p uses $paragraph-margin-bottom, now in _reboot.scss. Which defaults to, you guessed it, 1rem.  (note that paragraph spacing in bootstrap 3 was ($line-height-computed / 2), half of a lot of other block element spacing. Now it’s 1rem, same as the rest).

grid-gutter-width is still in pixels, and still 30px, it is not responsive to font size.

list-groups look like the use padding rather than margin now, but it is defined in terms of rem .75rem in the vertical direction.

So a bunch of white-space separator values that used to be ‘size of line-height’ are now the (smaller) ‘size of font’ (and now expressed in rems).

If you wanted to make them bigger, the same relation to font/line-height they had in bootstrap 3, you might want to set them to 1rem * $line-height-base, or to actually respond properly to any resets to font-size-base, $font-size-base * $line-height-base. You’d have a whole bunch of variables to reset this way, as every component uses it’s own variable, which aren’t in terms of each other.

The only thing in Bootstrap 4 that still uses $font-size-base * $line-height-base (actual line height expressed in units, in this case rem units) seems to in custom_forms for custom checkbox/radio button styling. 

For your own stuff? $spacer and associated multiples

$spacer is probably a good variable to use where before you might have used $line-height-computed, for “standard vertical whitespace used most other places” — but beware it’s now equal to font-size-base, not (the larger) line-height-base.

There are additional spacing utilities, to let you get standard spaces of various sizes as margin or padding, whose values are by default defined as multiples of $spacer. I don’t believe these $spacer values are used internally to bootstrap though, even if the comments suggest they will be. Internally, bootstrap sometimes manually does things like $spacer / 2, ignoring your settings for $spacers.

If you need to do arithmetic with something expressed in rem (like $spacer), and a value expressed in pixels… you can let the browser do it with calc. calc($spacer - 15px)" actually delivered to the browser should work in any recent browser.

One more weird thing: Responsive font-sizes?
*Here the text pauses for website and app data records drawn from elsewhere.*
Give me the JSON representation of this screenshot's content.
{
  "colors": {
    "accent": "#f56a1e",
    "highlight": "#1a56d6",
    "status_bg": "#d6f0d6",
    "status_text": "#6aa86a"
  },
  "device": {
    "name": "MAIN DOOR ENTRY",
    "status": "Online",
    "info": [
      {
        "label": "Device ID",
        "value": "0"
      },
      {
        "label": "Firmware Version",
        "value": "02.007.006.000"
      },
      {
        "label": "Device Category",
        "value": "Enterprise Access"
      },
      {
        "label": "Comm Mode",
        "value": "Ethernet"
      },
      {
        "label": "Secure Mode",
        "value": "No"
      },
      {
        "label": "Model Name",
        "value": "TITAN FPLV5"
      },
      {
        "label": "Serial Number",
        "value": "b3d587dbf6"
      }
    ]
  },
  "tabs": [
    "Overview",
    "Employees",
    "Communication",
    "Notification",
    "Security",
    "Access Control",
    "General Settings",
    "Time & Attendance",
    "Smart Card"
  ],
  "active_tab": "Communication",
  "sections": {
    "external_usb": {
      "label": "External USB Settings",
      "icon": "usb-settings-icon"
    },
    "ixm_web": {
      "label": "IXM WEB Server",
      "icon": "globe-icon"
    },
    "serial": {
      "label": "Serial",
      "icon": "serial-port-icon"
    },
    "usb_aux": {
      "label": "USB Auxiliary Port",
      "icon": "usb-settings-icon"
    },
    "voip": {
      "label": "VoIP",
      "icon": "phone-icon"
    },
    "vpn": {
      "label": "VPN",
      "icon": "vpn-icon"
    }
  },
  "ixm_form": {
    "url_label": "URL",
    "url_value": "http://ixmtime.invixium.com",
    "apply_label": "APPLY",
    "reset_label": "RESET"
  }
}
While off by default, Bootstrap gives you an option to enable “responsive font sizes”, which change themselves based on the viewport size. Not totally sure of the implications of this on whitespace defined in terms of font-size (will that end up responsive too?), it’s enough to make the head spin.


Leave a Reply

Fill in your details below or click an icon to log in: Logo

You are commenting using your account. Log Out /  Change )

Google photo

You are commenting using your Google account. Log Out /  Change )

Twitter picture

You are commenting using your Twitter account. Log Out /  Change )

Facebook photo

You are commenting using your Facebook account. Log Out /  Change )

Connecting to %s